# Fundamental Theorem of Algebra for Two Variables

Is there an extension for the Fundamental Theorem of Algebra for Two or more variables, such in case of polynomials systems:

$\begin{cases} f(x, y) = 0 \\ g(x, y) = 0 \end{cases}$

For single-variable polynomials, the Theorem states that nth-degree polynomials implies n complex roots. And about two or more variables, there is such extension? Perhaps a sum of degrees or the max number of degrees of the variables?

• No there isn't. You can't make such a guarantee. However, if you set any one of the variables to be constant, then again you can apply the theorem.

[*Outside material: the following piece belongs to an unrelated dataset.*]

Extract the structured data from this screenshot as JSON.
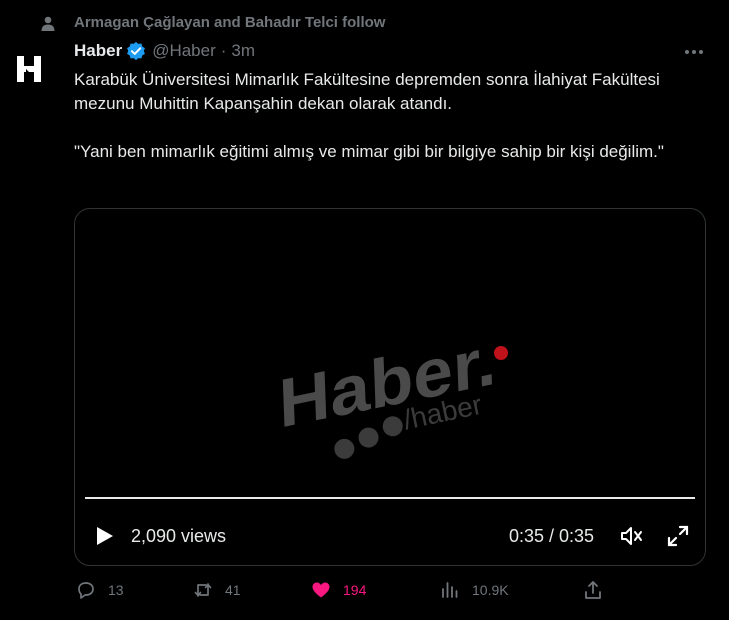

Sep 7, 2018 at 18:31

An example that shows why you need the projective plane is $f(z,w)=w$, $g(z,w)=w-1$. Then $\{f=0\}$ and $\{g=0\}$ are parallel complex "lines" that do not intersect in $\mathbb{C}^2$, but the projective plane has "points at infinity" where parallel lines intersect.
• (I am not an algebraic geometer, so I won't give you the formal definition). Basically you count a point once if the intersection of $N_f=\{f(x,y)=0\}$ and $N_g=\{g(x,y)=0\}$ at that point is transversal, i.e. if the tangents to $N_f$ and $N_g$ span $\mathbb{C}^2$. If the tangents are the same the intersection number is at least $2$. If higher order approximations are the same, you have higher intersection number. Some nice examples are in the Wikipedia article I linked. Sep 7, 2018 at 19:45